Let $x_1, \ldots, x_n$ be integers. Then are there indices $1\le a\le b\le n$ such that $$\sum_{i=a}^b x_i$$ is a multiple of $n$?
0
votes
2answers
53 views

Given n numbers, prove that difference of at least one pair of these numbers is divisible by n-1

Suppose you have a list of $n$ numbers, $n\geq 2$. Let $A$ be the set of differences of pairs of the $n$ numbers. Prove or disprove that at least one element of A must be divisible by $n-1$. Anyone ...
2
votes
3answers
148 views

One of $2^1-1,2^2-1,…,2^n-1$ is divisible by $n$ for odd $n$

Let $n$ be an odd integer greater than 1. Show that one of the numbers $2^1-1,2^2-1,...,2^n-1$ is divisible by $n$. I know that pigeonhole principle would be helpful, but how should I apply it? ...
12
votes
6answers
395 views

Is Pigeonhole Principle the negation of Dedekind-infinite?

From Wiki, "The Pigeonhole Principle": In mathematics, the pigeonhole principle states that if n items are put into m pigeonholes with n > m, then at least one pigeonhole must contain more ...
2
votes
1answer
106 views

A game involving points in the integer plane - who wins?

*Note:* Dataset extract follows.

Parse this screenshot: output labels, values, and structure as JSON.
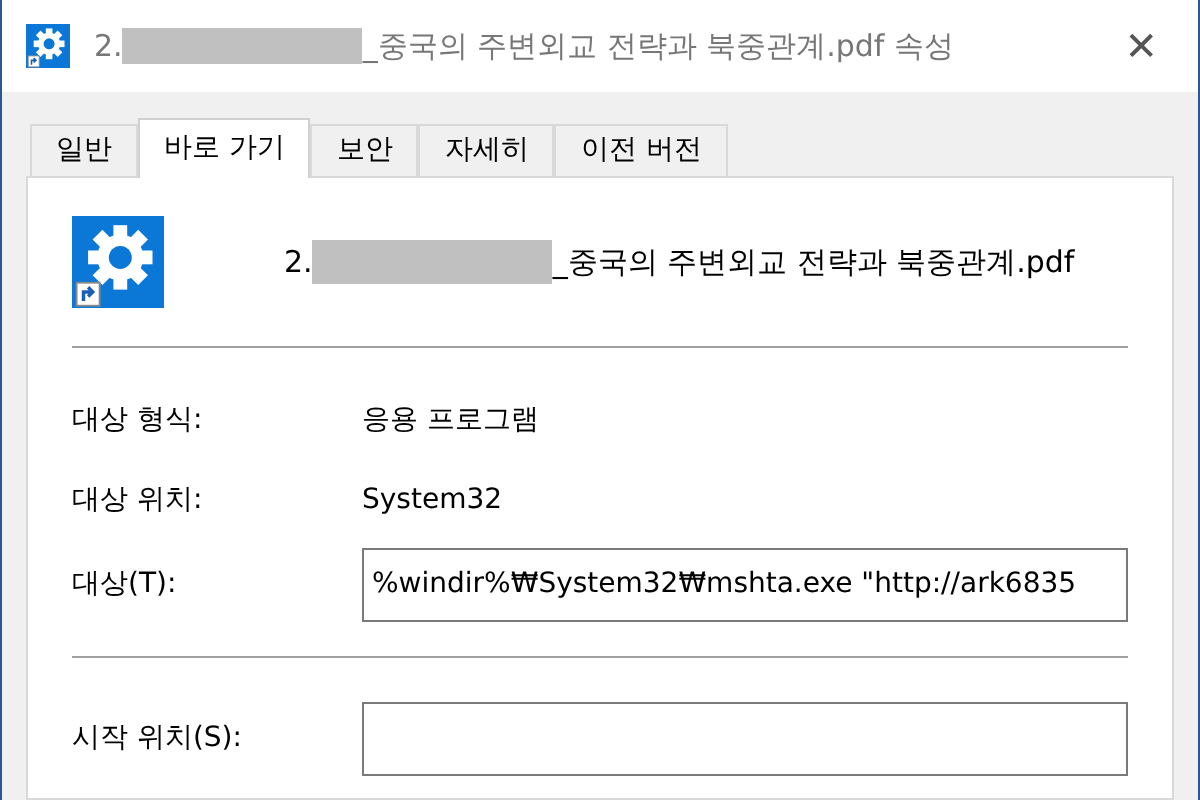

I am running a workshop on puzzles and problem solving over the weekend and thought that it might be a good idea to get people engaged by phrasing some interesting mathematical results in terms of ...
7
votes
3answers
244 views

Prove that the product of primes in some subset of $n+1$ integers is a perfect square.

I am trying to prove the following: The set $A$ consists of $n + 1$ positive integers, none of which have a prime divisor that is larger than the $n$th smallest prime number. Prove that there ...
4
votes
1answer
213 views

$16$ natural numbers from $0$ to $9$, and square numbers: how to use the pigeonhole principle?

There are $16$ natural numbers placed next to each other. Each is a number from $0$ to $9$. These are in any order, and you can have as many repeats as you want (e.g. all $16$ numbers can be zero, or ...